Drink of the Week: Kyle Nickerson's Watermelon and Tequila Wonder at Angelo's Taverna
Alice In Watermeland at Angelo’s Taverna
“Everybody that walks in the door is either an old friend or a new one,” says Kyle Nickerson, bar manager at Angelo’s Taverna. His keen sense of hospitality is fitting at this relaxed neighborhood Italian restaurant and bar, where his new cocktail menu treats Colorado spirits like they’re family. One of his new cocktails is a combination of tequila, lime juice, elderflower liqueur, agave syrup and a watermelon ice cube called Alice In Watermeland ($8).
Nickerson knows how to assemble a variety of flavors that result in a great dish — or a great drink. “I started in the kitchen, cooking,” he says. “It relates to the cocktail world.” Armed with a culinary background, he crafted a refreshing new drink that lends itself to enjoying on Angelo’s large back patio by using citrus, melon and floral notes to balance the strength of the tequila.
That tequila is Proximus blanco, and while not made in Colorado, is owned by Nickerson's good friend Aaron Forman, who also owns Table 6 just a few blocks from Angelo's. “I definitely wanted to bring in a tequila cocktail for the summer,” Nickerson says. “Colorado is doing some really awesome things in the spirits world. Everybody knows about the beer, but now the distillers are starting to get some love.
“I love this tequila,” he adds of the 100-percent blue agave spirit. “It’s got a beautiful citrus nose on it, and an awesome finish.
“What I love mostly is the finish,” Nickerson continues. “It’s got a smooth finish that’s balanced, and you can sip it neat. A lot of tequilas, you can’t — they’re just too much. You need salt and a lime to tame it. It’s not an in-your-face tequila. It’s great for sipping or mixing with cocktails.”
Nickerson adds floral notes to the recipe with St. Germain, a liqueur made with elderflowers hand-picked in the foothills of the French Alps, citrus and pure cane sugar.
“I just love how the elderflower balances the tequila,” Nickerson says. “It’s a beautiful marriage between the two, because it doesn’t make the drink too sweet.

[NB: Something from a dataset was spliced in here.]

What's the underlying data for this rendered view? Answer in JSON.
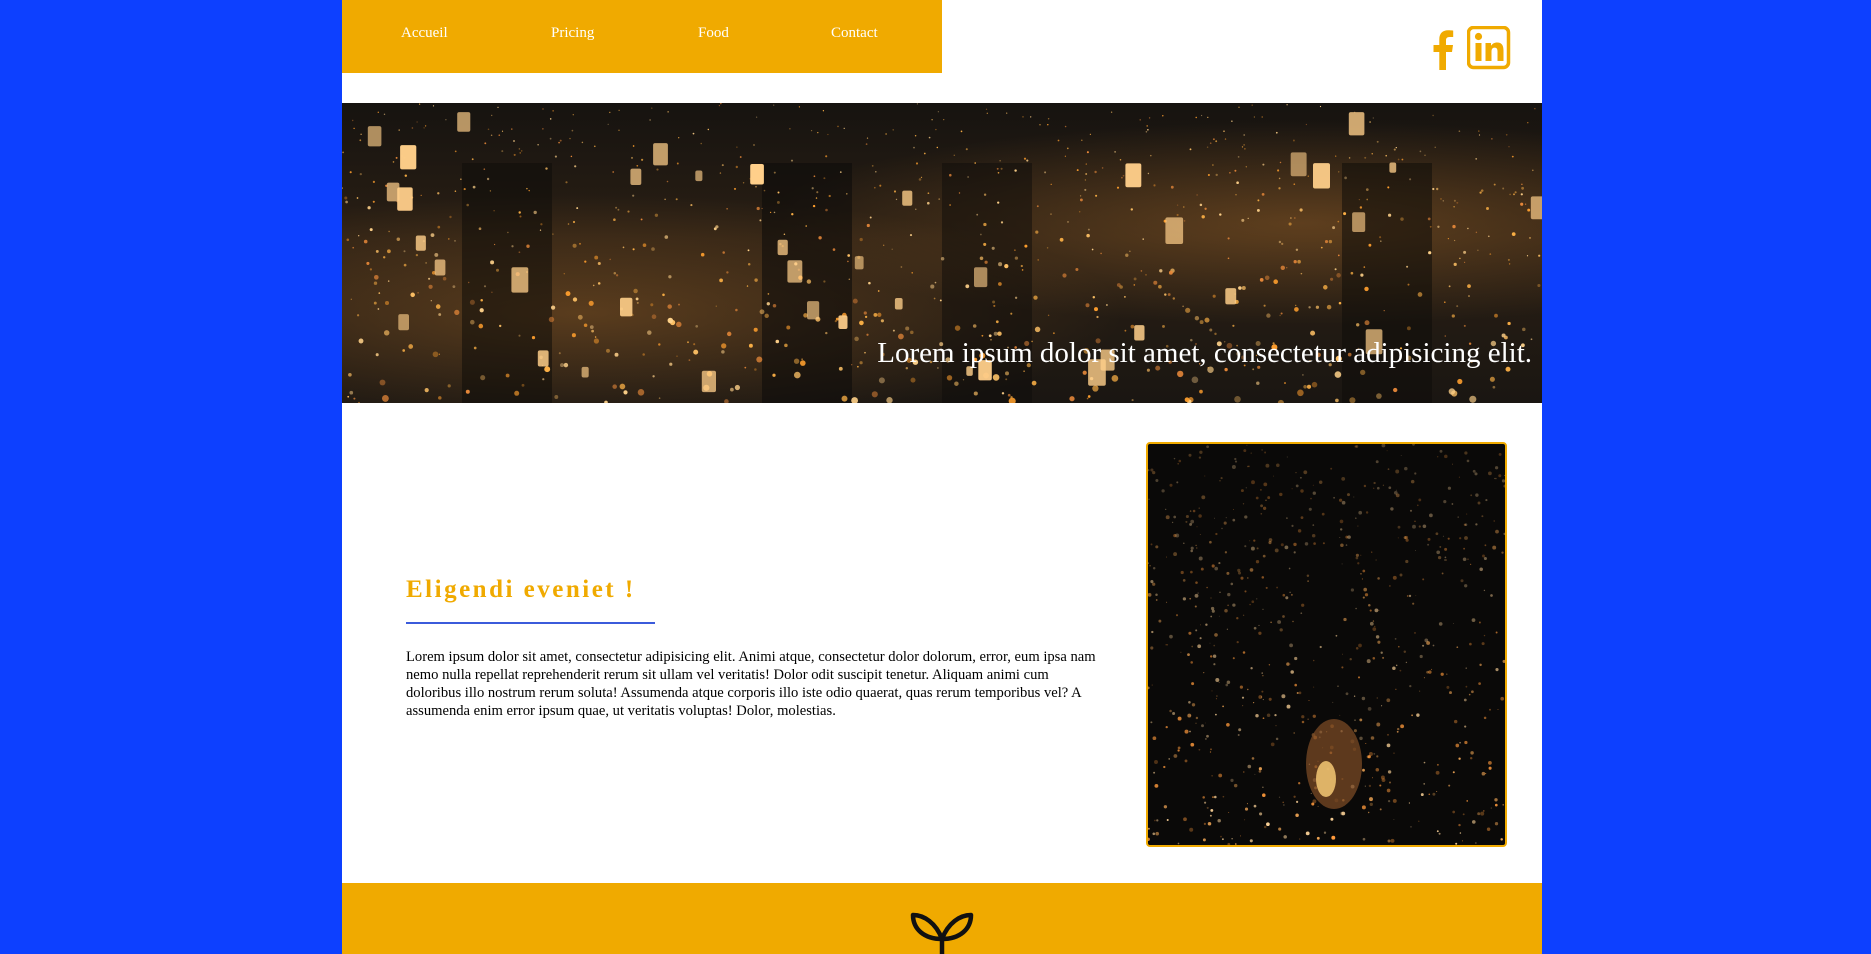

It gives you just enough sweetness to make it appealing to everybody.”
The guy from Kentucky makes a tequila cocktail: Kyle Nickerson, behind the bar at Angelo's Taverna.

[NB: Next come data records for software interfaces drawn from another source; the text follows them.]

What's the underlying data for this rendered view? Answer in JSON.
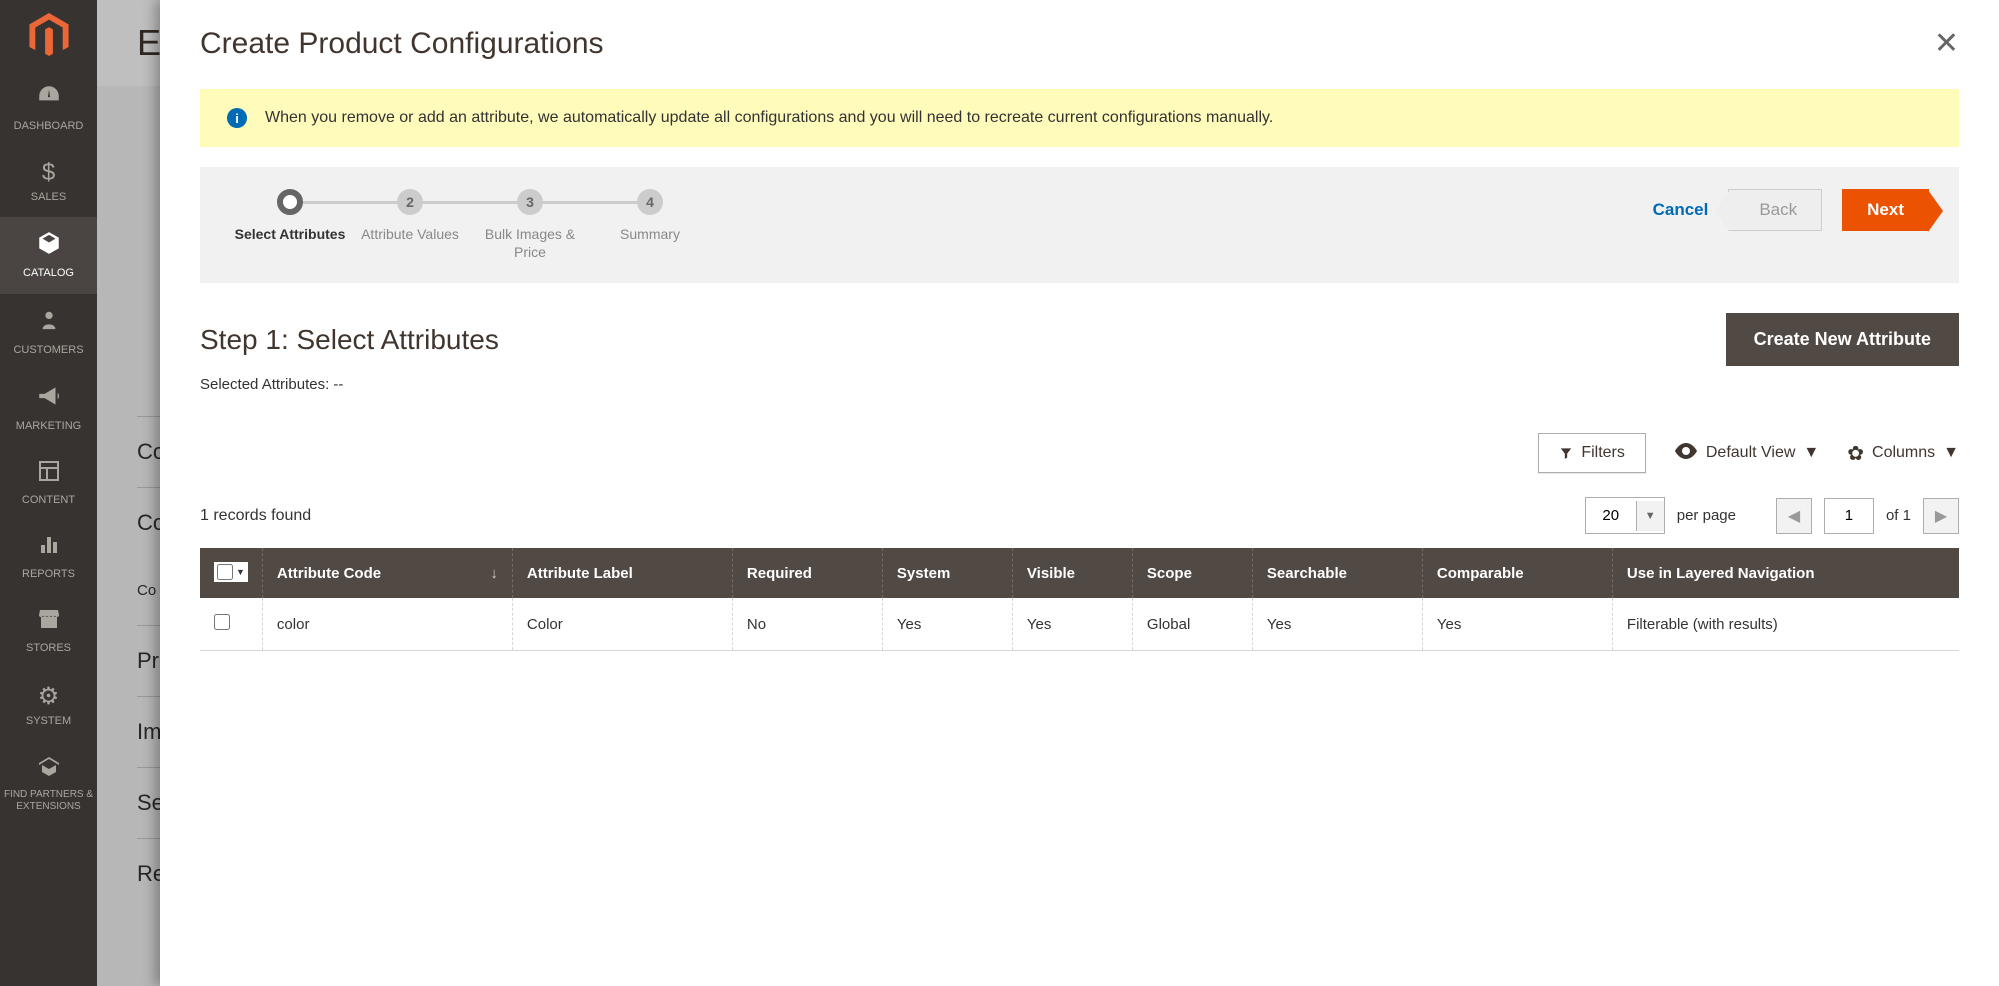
{
  "nav": [
    {
      "label": "DASHBOARD",
      "icon": "dashboard"
    },
    {
      "label": "SALES",
      "icon": "dollar"
    },
    {
      "label": "CATALOG",
      "icon": "cube",
      "active": true
    },
    {
      "label": "CUSTOMERS",
      "icon": "person"
    },
    {
      "label": "MARKETING",
      "icon": "megaphone"
    },
    {
      "label": "CONTENT",
      "icon": "layout"
    },
    {
      "label": "REPORTS",
      "icon": "bars"
    },
    {
      "label": "STORES",
      "icon": "store"
    },
    {
      "label": "SYSTEM",
      "icon": "gear"
    },
    {
      "label": "FIND PARTNERS & EXTENSIONS",
      "icon": "partners"
    }
  ],
  "backdrop": {
    "title_fragment": "EMI",
    "sections": [
      "Co",
      "Co",
      "Co col",
      "Pro",
      "Ima",
      "Sea",
      "Rel"
    ]
  },
  "modal": {
    "title": "Create Product Configurations",
    "info_message": "When you remove or add an attribute, we automatically update all configurations and you will need to recreate current configurations manually."
  },
  "stepper": {
    "steps": [
      {
        "num": "1",
        "label": "Select Attributes",
        "active": true
      },
      {
        "num": "2",
        "label": "Attribute Values"
      },
      {
        "num": "3",
        "label": "Bulk Images & Price"
      },
      {
        "num": "4",
        "label": "Summary"
      }
    ],
    "cancel": "Cancel",
    "back": "Back",
    "next": "Next"
  },
  "step_content": {
    "title": "Step 1: Select Attributes",
    "create_btn": "Create New Attribute",
    "selected_label": "Selected Attributes:",
    "selected_value": "--"
  },
  "grid_controls": {
    "filters": "Filters",
    "default_view": "Default View",
    "columns": "Columns"
  },
  "records": {
    "count_text": "1 records found",
    "page_size": "20",
    "per_page_label": "per page",
    "current_page": "1",
    "of_label": "of",
    "total_pages": "1"
  },
  "table": {
    "headers": [
      "Attribute Code",
      "Attribute Label",
      "Required",
      "System",
      "Visible",
      "Scope",
      "Searchable",
      "Comparable",
      "Use in Layered Navigation"
    ],
    "rows": [
      {
        "code": "color",
        "label": "Color",
        "required": "No",
        "system": "Yes",
        "visible": "Yes",
        "scope": "Global",
        "searchable": "Yes",
        "comparable": "Yes",
        "layered": "Filterable (with results)"
      }
    ]
  }
}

St. Germain’s blossomy bouquet brings aromas of honeysuckle and pears and flavors of honey and passion fruit. “I think people will like this drink even if they don’t like tequila,” Nickerson explains, “only because there are so many different flavors.”
Those flavors include fresh-squeezed lime juice and a spoonful of agave nectar. “It’s just a little hint,” Nickerson says of the bar spoon of agave nectar he adds. “It goes hand-in-hand with tequila.”
Alice In Watermeland is really two drinks in one: Nickerson adds a frozen cube of watermelon puree that slowly releases its flavor into the drink as it melts. “That watermelon ice cube opens up and you get a lot of watermelon flavor,” he says. “The watermelon is a great ode to summer.”
Nickerson makes the watermelon ice cubes by pureeing the juicy flesh of a fresh watermelon in a blender and then freezing it in ice cube trays. He adds one bright red, frozen cube of watermelon to each drink. “It’s a constant process,” he says, “because I’m selling a lot of these right now.
“I’ve seen people just eat it at the very end,” he says. “It’ll melt away, but there’s a chunk at the end. People just eat it. It’s tequila-soaked watermelon — you can’t beat that.”
If you’re still hungry after eating that boozy watermelon ice cube, Nickerson recommends pairing his drink one of the specialties at Angelo’s: a bowl of bacon-Gorgonzola mussels. “It’s very rich,” he says, “with chunks of bacon. It’s a cream broth — not your typical white wine garlic and mussels dish.” A large bowl of mussels is only $5 on "Mollusk Mondays," which also includes oyster specials. The mollusks are flown in fresh on Monday mornings and are available all day. Nickerson says his tequila-based drink will cut through all the richness of the bacon and cheese: “It’s like pairing a Cabernet with a steak,” he says. “You can’t beat it.”
When he was designing his current drink list, Nickerson tried to let the flavors speak for themselves. “I like finding beauty in simplicity,” he says. “As far as coming up with a drink list, I love mixing it up — especially with all the beautiful, local spirits that you can play around with.”
Get the Food & Drink Newsletter
Our weekly guide to Denver dining includes food news and reviews, as well as dining events and interviews with chefs and restaurant owners.